The most infamous period of Howard Hughes’ life began in late November of 1966 in Las Vegas. Wanting to escape California state taxes, Hughes took a private train to the city and moved into the Desert Inn, renting the entire top two floors. Hotel management wanted him gone after 10 days to prepare for high rollers booked for New Year’s Eve; Hughes refused. He eventually bought the hotel so he could stay longer.
The billionaire had a plan. He wanted to rid Las Vegas of mob presence, and he bought several other hotels that they owned. Hughes helped make Las Vegas into a legitimate place to do business, but his motives weren’t entirely selfless; income from hotels was taxed at a lower rate than investment income, which benefited him. Meanwhile, city officials broke rules for Hughes, granting operational licenses despite his refusal to disclose his finances or to be fingerprinted or photographed.
Hughes’ eccentricities reached full bloom during his years in Las Vegas. He bought a television station so that he could program the movies he wanted to watch. If he missed some scenes, he made the station replay them. He tried to influence local politics with generous and diverse campaign contributions, hoping to repeal sales tax and stop school integration.
Hughes wanted to cancel a tennis tournament featuring Arthur Ashe because he feared his hotel would face “hordes of Negroes.” He was also suspicious of civil rights legislation, but his dislike of African Americans was a phobia more than racism; he witnessed terrible race riots as a child that resulted in multiple deaths.
Additional control attempts included wanting city engineers to consult with him before realigning streets; wanting to outlaw rock festivals in the county; and wanting to prohibit entertainers from communist countries from performing in Las Vegas.
Hughes objected to projects designed to bring water in from Lake Meade to help the city, blatantly revealing his germ phobia. He claimed that the city put sewage into the lake and then barely cleaned it, just having “turds removed by a strainer.” Hughes didn’t drink the water himself but was concerned about his hotel patrons. He was unsuccessful with all these efforts.
During these years, few people actually saw Howard Hughes except for his staff of mostly Mormon aides, known as his “Mormon Mafia.” Hughes delivered more rules in memos, including how many tissues to use when carrying anything to or from his rooms; how many times aides needed to wash their hands; and how to wash a can of peaches before opening it.
His quirky food demands included getting Baskin-Robbins to make a discontinued ice cream flavor for him, in a minimum-allowable order of 200 gallons, only to change his mind after it arrived. The aides occasionally fed Hughes, and they also regularly gave him drugs.
When Hughes left Las Vegas in 1970, his rooms had never been cleaned, and the drapes had never been opened. His aides carried him out and put him on a private plane.

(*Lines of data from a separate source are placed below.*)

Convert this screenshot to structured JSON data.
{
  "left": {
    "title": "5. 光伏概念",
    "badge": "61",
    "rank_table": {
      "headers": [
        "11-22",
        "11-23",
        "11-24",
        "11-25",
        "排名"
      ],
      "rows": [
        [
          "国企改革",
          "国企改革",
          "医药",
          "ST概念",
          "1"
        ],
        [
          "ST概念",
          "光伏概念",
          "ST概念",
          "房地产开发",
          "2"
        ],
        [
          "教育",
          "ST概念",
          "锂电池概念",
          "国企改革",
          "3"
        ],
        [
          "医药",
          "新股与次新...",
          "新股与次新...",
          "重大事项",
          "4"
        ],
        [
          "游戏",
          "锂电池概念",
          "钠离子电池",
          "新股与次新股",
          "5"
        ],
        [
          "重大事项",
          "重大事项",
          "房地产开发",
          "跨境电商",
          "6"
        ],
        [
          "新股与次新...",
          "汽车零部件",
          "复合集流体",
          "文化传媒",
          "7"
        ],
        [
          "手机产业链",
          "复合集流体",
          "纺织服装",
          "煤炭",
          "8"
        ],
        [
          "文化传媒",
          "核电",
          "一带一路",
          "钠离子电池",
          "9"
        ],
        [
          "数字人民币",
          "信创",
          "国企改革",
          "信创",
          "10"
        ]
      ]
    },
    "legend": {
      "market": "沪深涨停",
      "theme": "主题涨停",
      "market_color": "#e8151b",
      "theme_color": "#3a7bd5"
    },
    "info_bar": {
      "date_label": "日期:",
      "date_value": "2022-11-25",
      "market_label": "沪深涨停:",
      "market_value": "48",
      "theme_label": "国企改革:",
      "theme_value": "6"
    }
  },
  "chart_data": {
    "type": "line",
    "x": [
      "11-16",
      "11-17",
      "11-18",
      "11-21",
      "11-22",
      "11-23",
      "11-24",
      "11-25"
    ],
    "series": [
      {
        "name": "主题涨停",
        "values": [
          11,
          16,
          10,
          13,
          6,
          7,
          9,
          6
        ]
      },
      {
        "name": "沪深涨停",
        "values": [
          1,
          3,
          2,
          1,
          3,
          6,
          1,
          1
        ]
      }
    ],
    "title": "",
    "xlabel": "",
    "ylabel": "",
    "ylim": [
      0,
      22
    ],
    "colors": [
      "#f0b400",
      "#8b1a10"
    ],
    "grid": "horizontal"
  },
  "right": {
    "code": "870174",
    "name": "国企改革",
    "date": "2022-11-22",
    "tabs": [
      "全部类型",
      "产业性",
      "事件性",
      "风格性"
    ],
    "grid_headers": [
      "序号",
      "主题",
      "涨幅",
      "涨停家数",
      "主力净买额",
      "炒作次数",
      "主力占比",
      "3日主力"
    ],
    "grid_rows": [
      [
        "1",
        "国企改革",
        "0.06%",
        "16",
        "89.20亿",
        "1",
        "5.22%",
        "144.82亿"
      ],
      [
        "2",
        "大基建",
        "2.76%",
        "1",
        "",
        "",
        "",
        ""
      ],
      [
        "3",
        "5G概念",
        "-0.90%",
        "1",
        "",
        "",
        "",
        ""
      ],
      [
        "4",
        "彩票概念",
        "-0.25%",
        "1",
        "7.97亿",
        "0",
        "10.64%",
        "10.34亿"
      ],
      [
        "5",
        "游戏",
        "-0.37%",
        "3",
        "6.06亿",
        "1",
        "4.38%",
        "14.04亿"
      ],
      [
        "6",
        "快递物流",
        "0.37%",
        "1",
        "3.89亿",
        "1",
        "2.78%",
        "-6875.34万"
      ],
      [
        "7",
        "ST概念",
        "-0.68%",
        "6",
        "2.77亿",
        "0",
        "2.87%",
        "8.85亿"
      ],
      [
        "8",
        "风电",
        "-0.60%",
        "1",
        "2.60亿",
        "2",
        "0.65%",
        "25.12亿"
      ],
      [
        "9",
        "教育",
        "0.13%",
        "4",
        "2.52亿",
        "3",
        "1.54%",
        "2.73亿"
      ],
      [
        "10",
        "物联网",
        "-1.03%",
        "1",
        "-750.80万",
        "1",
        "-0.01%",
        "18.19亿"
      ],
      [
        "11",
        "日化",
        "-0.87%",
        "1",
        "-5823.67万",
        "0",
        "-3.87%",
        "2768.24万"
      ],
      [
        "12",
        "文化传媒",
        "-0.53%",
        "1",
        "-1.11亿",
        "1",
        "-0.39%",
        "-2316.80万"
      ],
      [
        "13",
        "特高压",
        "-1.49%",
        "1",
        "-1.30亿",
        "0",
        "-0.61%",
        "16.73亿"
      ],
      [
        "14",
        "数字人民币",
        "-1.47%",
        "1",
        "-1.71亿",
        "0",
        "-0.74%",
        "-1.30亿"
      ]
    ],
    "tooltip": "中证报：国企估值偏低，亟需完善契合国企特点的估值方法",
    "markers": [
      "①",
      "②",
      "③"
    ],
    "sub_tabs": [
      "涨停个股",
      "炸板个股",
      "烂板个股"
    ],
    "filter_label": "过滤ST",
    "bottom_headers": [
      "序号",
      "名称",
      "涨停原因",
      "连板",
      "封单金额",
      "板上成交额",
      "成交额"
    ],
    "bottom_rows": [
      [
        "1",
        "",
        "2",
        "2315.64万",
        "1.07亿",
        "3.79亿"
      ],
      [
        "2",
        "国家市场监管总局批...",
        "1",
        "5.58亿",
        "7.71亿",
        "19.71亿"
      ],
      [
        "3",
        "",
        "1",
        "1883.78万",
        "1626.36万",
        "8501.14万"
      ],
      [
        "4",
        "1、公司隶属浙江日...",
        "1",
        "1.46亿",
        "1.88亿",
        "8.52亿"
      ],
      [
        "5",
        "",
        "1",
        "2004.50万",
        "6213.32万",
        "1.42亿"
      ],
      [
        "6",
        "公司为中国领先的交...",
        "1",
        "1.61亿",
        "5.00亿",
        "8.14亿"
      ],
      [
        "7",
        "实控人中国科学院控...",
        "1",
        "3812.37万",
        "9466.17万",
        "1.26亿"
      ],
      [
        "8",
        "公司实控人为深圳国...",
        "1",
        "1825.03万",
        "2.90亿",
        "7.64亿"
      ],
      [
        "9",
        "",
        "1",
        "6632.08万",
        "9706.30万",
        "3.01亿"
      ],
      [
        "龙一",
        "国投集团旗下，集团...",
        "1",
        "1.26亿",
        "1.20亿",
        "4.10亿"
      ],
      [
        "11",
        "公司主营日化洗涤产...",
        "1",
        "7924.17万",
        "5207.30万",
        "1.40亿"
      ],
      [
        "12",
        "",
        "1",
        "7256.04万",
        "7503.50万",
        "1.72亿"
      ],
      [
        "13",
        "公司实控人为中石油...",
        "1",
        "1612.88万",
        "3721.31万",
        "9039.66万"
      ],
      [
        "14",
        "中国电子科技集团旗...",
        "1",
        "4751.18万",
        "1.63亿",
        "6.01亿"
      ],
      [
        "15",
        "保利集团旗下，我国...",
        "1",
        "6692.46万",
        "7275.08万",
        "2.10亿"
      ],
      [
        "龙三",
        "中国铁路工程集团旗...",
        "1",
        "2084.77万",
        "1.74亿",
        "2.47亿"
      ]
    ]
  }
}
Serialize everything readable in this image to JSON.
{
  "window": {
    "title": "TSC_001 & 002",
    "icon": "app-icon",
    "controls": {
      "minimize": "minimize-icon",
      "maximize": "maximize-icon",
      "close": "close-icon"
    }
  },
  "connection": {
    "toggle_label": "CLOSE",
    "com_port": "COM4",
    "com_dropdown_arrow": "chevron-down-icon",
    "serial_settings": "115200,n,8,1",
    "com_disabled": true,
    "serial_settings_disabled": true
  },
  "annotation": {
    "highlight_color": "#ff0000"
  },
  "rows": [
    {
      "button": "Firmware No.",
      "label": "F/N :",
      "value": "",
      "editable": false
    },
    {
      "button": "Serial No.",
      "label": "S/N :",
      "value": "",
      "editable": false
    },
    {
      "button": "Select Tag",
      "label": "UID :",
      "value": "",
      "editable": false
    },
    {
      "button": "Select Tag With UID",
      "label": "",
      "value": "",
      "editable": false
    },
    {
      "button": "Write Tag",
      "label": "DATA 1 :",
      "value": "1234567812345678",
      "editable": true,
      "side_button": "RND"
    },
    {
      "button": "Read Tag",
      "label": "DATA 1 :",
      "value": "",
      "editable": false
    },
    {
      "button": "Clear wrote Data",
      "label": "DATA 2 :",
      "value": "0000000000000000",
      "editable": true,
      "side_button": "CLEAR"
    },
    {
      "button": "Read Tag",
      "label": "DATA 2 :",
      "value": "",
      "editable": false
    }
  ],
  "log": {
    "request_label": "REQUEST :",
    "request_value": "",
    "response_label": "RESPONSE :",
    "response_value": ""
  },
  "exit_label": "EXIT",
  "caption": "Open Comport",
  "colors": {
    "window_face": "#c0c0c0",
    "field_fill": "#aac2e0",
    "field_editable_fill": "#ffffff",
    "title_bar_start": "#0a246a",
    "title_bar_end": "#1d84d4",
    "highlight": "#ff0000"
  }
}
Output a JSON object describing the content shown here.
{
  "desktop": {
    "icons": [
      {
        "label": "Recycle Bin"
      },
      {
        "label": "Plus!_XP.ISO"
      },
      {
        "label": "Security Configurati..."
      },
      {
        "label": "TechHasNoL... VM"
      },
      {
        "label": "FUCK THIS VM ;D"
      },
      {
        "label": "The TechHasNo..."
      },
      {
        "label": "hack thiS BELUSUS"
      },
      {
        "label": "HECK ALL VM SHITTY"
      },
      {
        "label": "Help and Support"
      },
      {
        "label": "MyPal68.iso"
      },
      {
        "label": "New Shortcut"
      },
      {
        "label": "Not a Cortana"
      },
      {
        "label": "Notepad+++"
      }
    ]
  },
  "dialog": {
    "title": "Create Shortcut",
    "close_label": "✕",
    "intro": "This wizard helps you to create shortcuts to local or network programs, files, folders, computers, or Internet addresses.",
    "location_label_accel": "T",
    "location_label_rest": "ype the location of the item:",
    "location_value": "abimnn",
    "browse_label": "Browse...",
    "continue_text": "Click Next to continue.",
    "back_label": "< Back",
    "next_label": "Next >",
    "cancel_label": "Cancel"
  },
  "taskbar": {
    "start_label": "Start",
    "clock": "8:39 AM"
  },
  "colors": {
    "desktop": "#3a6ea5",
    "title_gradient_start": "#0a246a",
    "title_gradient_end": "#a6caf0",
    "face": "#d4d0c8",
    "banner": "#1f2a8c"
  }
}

Hughes lived in hotels in the Bahamas, Nicaragua and Mexico during his last years. In 1972, he sold Hughes Tool Company. In 1973, he cleaned up briefly and went flying again in England. Unfortunately, he suffered a fall and had to go back on painkillers. He declined sharply then, becoming the caricature many remember with long hair, long fingernails and skeletal body.
In 1976, in Acapulco, Mexico, aides found him unconscious and put him on a plane to Houston. He died of kidney failure during the flight; however, malnutrition, dehydration and the discovery of broken needles in his arms likely played a part. His longtime assistant, Maheu, expressed bitterness towards Hughes’ aides, calling their neglect a weapon that killed him.
Many false wills surfaced following Hughes’ death, claiming rights to his estate. The courts never found a legitimate will, and more than $2 billion went equally to several cousins. These days, most people remember Howard Hughes only for his eccentricities. Many things contributed to his poor mental state, but he was once a brilliant innovator.